“No, it’s all good. My security guys took him outside, and his superior ripped him a new one next day. The guy came and apologized, I made sure he wasn’t in too much trouble and the client gave me a bonus for handling the situation like I did. Everyone is happy in the end.”
Only that Subaru didn’t look happy.
“Why haven’t you told me sooner?”
“Nothing really happened, why should I worry you?”
He pushed his plate away, rested his elbows on the table. “We have talked about this, over and over again. If your job turns out to get too dangerous-”
“Ha! You are one to talk,” Jazz interrupted him. “Your job is literally to throw yourself into harm’s way for a client!
“Ohhh, dinner and a show,” Miho rejoiced, sipped some more wine.
“We are not having this argument again.” Subaru readjusted his plate, cut his meat with more force than necessary.
“You were the one who started it,” Jazz pointed out. She had lost her appetite, got up and cleared her plate away.
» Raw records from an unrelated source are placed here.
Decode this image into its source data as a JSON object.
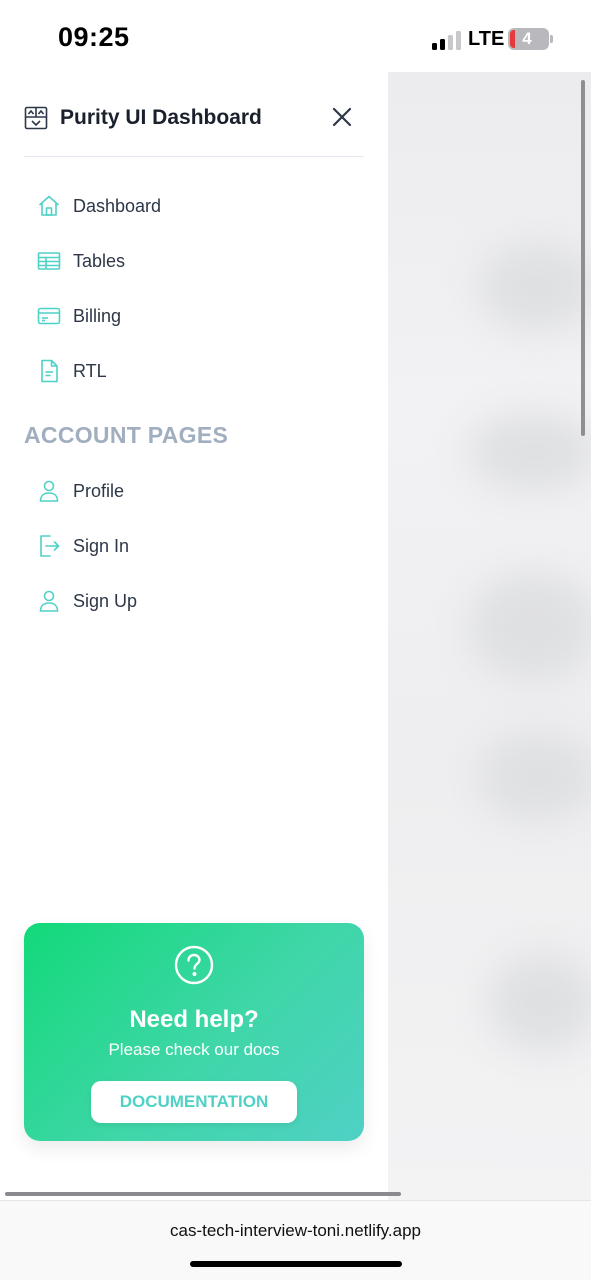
{
  "status_bar": {
    "time": "09:25",
    "network": "LTE",
    "battery": "4"
  },
  "sidebar": {
    "brand": "Purity UI Dashboard",
    "items": [
      {
        "label": "Dashboard",
        "icon": "home-icon"
      },
      {
        "label": "Tables",
        "icon": "table-icon"
      },
      {
        "label": "Billing",
        "icon": "credit-card-icon"
      },
      {
        "label": "RTL",
        "icon": "document-icon"
      }
    ],
    "account_section_title": "ACCOUNT PAGES",
    "account_items": [
      {
        "label": "Profile",
        "icon": "person-icon"
      },
      {
        "label": "Sign In",
        "icon": "sign-in-icon"
      },
      {
        "label": "Sign Up",
        "icon": "person-icon"
      }
    ]
  },
  "help_card": {
    "title": "Need help?",
    "subtitle": "Please check our docs",
    "button_label": "DOCUMENTATION"
  },
  "browser": {
    "url": "cas-tech-interview-toni.netlify.app"
  },
  "colors": {
    "accent": "#4fd1c5",
    "section_title": "#a0aec0",
    "card_gradient_start": "#12d979",
    "card_gradient_end": "#4fd1c5"
  }
}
“Hey, won’t you eat your saltimbocca? Give it to me then, it would be a shame to waste it.” Bereft of her entertainment Miho focused her attention on the food again.
“Here, enjoy it. I’m going to put some of the lasagne in a container, you can take it home for Goto later.” She vanished into the kitchen, left Miho and Subaru alone.
“You know she doesn’t like it when you do that.” With a quick thrust of her fork Miho impaled a cherry tomato, waved it in front of Subaru.
“That’s none of your business.” He kept eating, ignored the moving vegetable.
“She won’t quit her job just to be your pretty homemaker.”
“How the hell does Goto manage to live with you? You are bossy and nosy and your table manners are horrible.”
“He loves me because I fuck his brains out. And you better stop pestering her about working. As long as she enjoys it, just leave her be. She can look after herself just fine.”
A loud curse from the kitchen made Miho sigh. “Except for around kitchenware.”
2 thoughts on “The scent of smoke – Part 1”
That isn’t the ONLY reason he loves her! (but she would say the same about why she loves him he he he he he)
Nice start to an engaging story so far, with interesting characters (that include minor ones!). 😀 (I like how this might an AU to an AU? 😉 And the cameo is much appreciated, thanks so much! ❤ ) I look forward to seeing how this develops! (And if any of the [seemingly?] minor chars from here return later for a bigger role in the plot!)